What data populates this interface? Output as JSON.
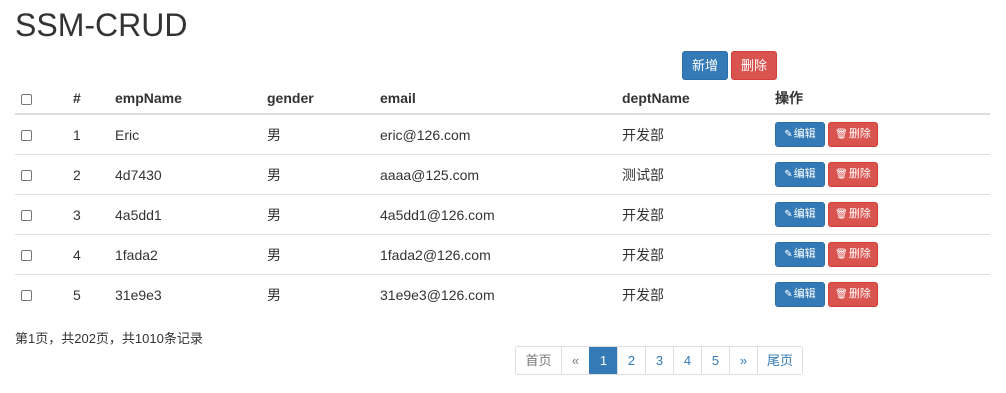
{
  "title": "SSM-CRUD",
  "actions": {
    "add_label": "新增",
    "delete_label": "删除"
  },
  "columns": [
    "#",
    "empName",
    "gender",
    "email",
    "deptName",
    "操作"
  ],
  "rows": [
    {
      "id": "1",
      "empName": "Eric",
      "gender": "男",
      "email": "eric@126.com",
      "deptName": "开发部"
    },
    {
      "id": "2",
      "empName": "4d7430",
      "gender": "男",
      "email": "aaaa@125.com",
      "deptName": "测试部"
    },
    {
      "id": "3",
      "empName": "4a5dd1",
      "gender": "男",
      "email": "4a5dd1@126.com",
      "deptName": "开发部"
    },
    {
      "id": "4",
      "empName": "1fada2",
      "gender": "男",
      "email": "1fada2@126.com",
      "deptName": "开发部"
    },
    {
      "id": "5",
      "empName": "31e9e3",
      "gender": "男",
      "email": "31e9e3@126.com",
      "deptName": "开发部"
    }
  ],
  "row_actions": {
    "edit_label": "编辑",
    "delete_label": "删除",
    "edit_icon": "pencil-icon",
    "delete_icon": "trash-icon"
  },
  "page_info": "第1页，共202页，共1010条记录",
  "pagination": {
    "first": "首页",
    "prev": "«",
    "next": "»",
    "last": "尾页",
    "pages": [
      "1",
      "2",
      "3",
      "4",
      "5"
    ],
    "current": "1"
  },
  "colors": {
    "primary": "#337ab7",
    "danger": "#d9534f"
  }
}
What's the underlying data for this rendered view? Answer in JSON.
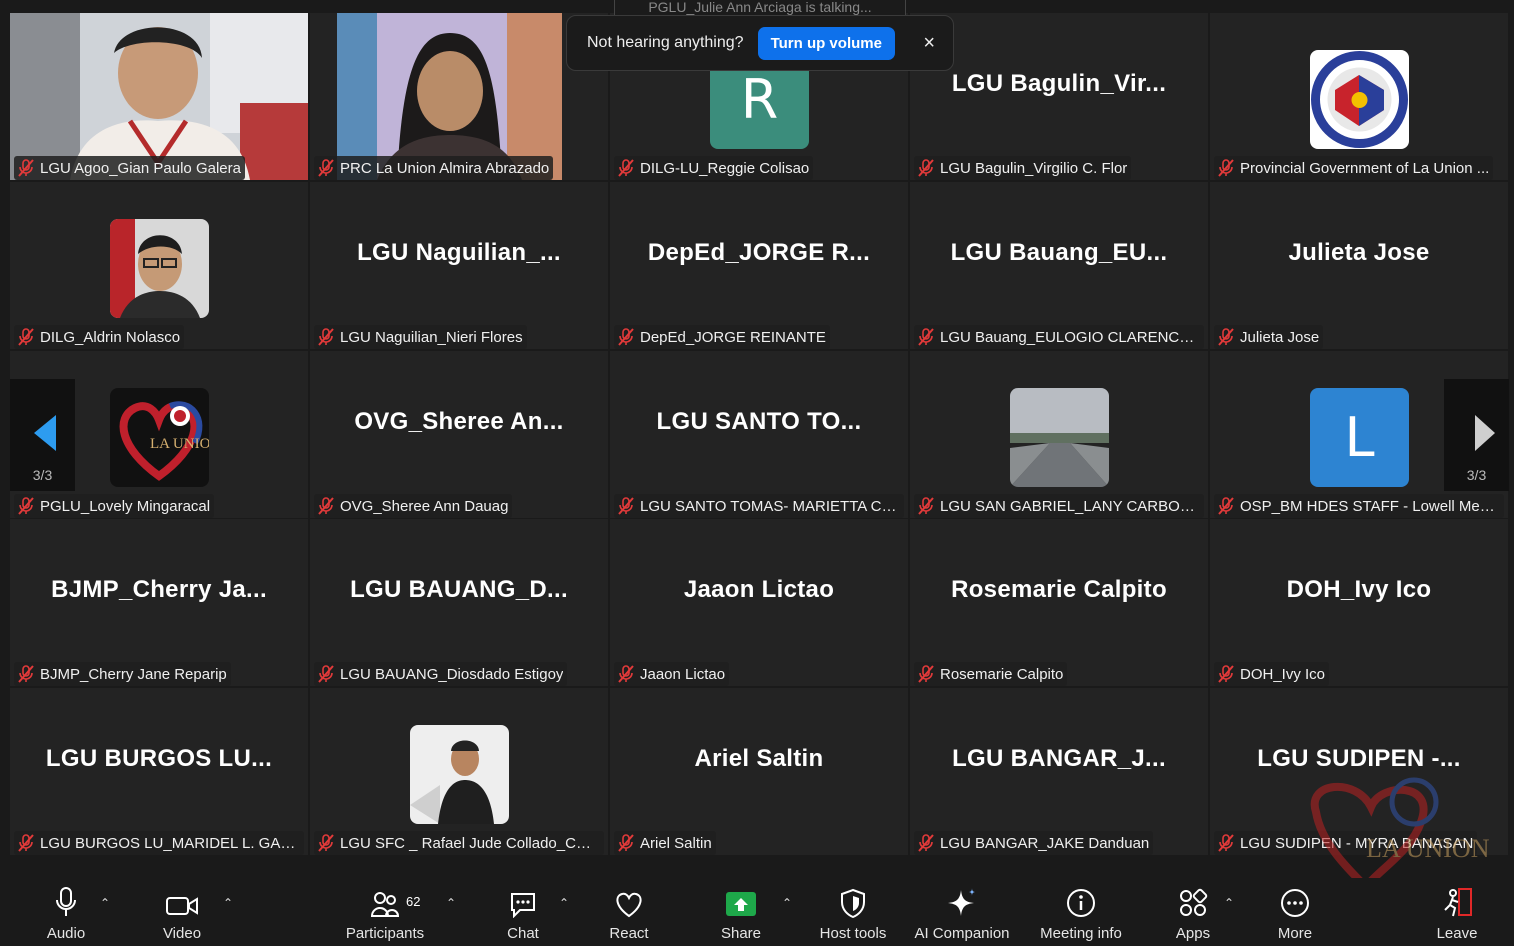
{
  "talking_banner": "PGLU_Julie Ann Arciaga is talking...",
  "toast": {
    "question": "Not hearing anything?",
    "button": "Turn up volume",
    "close": "×"
  },
  "pagination": {
    "left_page": "3/3",
    "right_page": "3/3"
  },
  "tiles": [
    {
      "label": "LGU Agoo_Gian Paulo Galera",
      "center": "",
      "kind": "photo-full"
    },
    {
      "label": "PRC La Union Almira Abrazado",
      "center": "",
      "kind": "photo-center"
    },
    {
      "label": "DILG-LU_Reggie Colisao",
      "center": "",
      "kind": "letter",
      "letter": "R",
      "color": "#3b8d7c"
    },
    {
      "label": "LGU Bagulin_Virgilio C. Flor",
      "center": "LGU  Bagulin_Vir...",
      "kind": "name"
    },
    {
      "label": "Provincial Government of La Union ...",
      "center": "",
      "kind": "seal"
    },
    {
      "label": "DILG_Aldrin Nolasco",
      "center": "",
      "kind": "thumb-person"
    },
    {
      "label": "LGU Naguilian_Nieri Flores",
      "center": "LGU  Naguilian_...",
      "kind": "name"
    },
    {
      "label": "DepEd_JORGE REINANTE",
      "center": "DepEd_JORGE  R...",
      "kind": "name"
    },
    {
      "label": "LGU Bauang_EULOGIO CLARENCE M...",
      "center": "LGU  Bauang_EU...",
      "kind": "name"
    },
    {
      "label": "Julieta Jose",
      "center": "Julieta Jose",
      "kind": "name"
    },
    {
      "label": "PGLU_Lovely Mingaracal",
      "center": "",
      "kind": "heart",
      "heart_text": "LA UNIO"
    },
    {
      "label": "OVG_Sheree Ann Dauag",
      "center": "OVG_Sheree  An...",
      "kind": "name"
    },
    {
      "label": "LGU SANTO TOMAS- MARIETTA CAR...",
      "center": "LGU  SANTO  TO...",
      "kind": "name"
    },
    {
      "label": "LGU SAN GABRIEL_LANY CARBONELL",
      "center": "",
      "kind": "road"
    },
    {
      "label": "OSP_BM HDES STAFF - Lowell Mend...",
      "center": "",
      "kind": "letter",
      "letter": "L",
      "color": "#2d84d2"
    },
    {
      "label": "BJMP_Cherry Jane Reparip",
      "center": "BJMP_Cherry  Ja...",
      "kind": "name"
    },
    {
      "label": "LGU BAUANG_Diosdado Estigoy",
      "center": "LGU  BAUANG_D...",
      "kind": "name"
    },
    {
      "label": "Jaaon Lictao",
      "center": "Jaaon Lictao",
      "kind": "name"
    },
    {
      "label": "Rosemarie Calpito",
      "center": "Rosemarie Calpito",
      "kind": "name"
    },
    {
      "label": "DOH_Ivy Ico",
      "center": "DOH_Ivy Ico",
      "kind": "name"
    },
    {
      "label": "LGU BURGOS LU_MARIDEL L. GABINO",
      "center": "LGU  BURGOS  LU...",
      "kind": "name"
    },
    {
      "label": "LGU SFC _ Rafael Jude Collado_CADA...",
      "center": "",
      "kind": "thumb-man"
    },
    {
      "label": "Ariel Saltin",
      "center": "Ariel Saltin",
      "kind": "name"
    },
    {
      "label": "LGU BANGAR_JAKE Danduan",
      "center": "LGU  BANGAR_J...",
      "kind": "name"
    },
    {
      "label": "LGU SUDIPEN - MYRA BANASAN",
      "center": "LGU  SUDIPEN  -...",
      "kind": "name"
    }
  ],
  "toolbar": {
    "audio": "Audio",
    "video": "Video",
    "participants": "Participants",
    "participants_count": "62",
    "chat": "Chat",
    "react": "React",
    "share": "Share",
    "host_tools": "Host tools",
    "ai_companion": "AI Companion",
    "meeting_info": "Meeting info",
    "apps": "Apps",
    "more": "More",
    "leave": "Leave"
  }
}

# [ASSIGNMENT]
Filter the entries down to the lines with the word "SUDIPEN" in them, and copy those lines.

# [EXERCISE RESULT]
      "label": "LGU SUDIPEN - MYRA BANASAN",
      "center": "LGU  SUDIPEN  -...",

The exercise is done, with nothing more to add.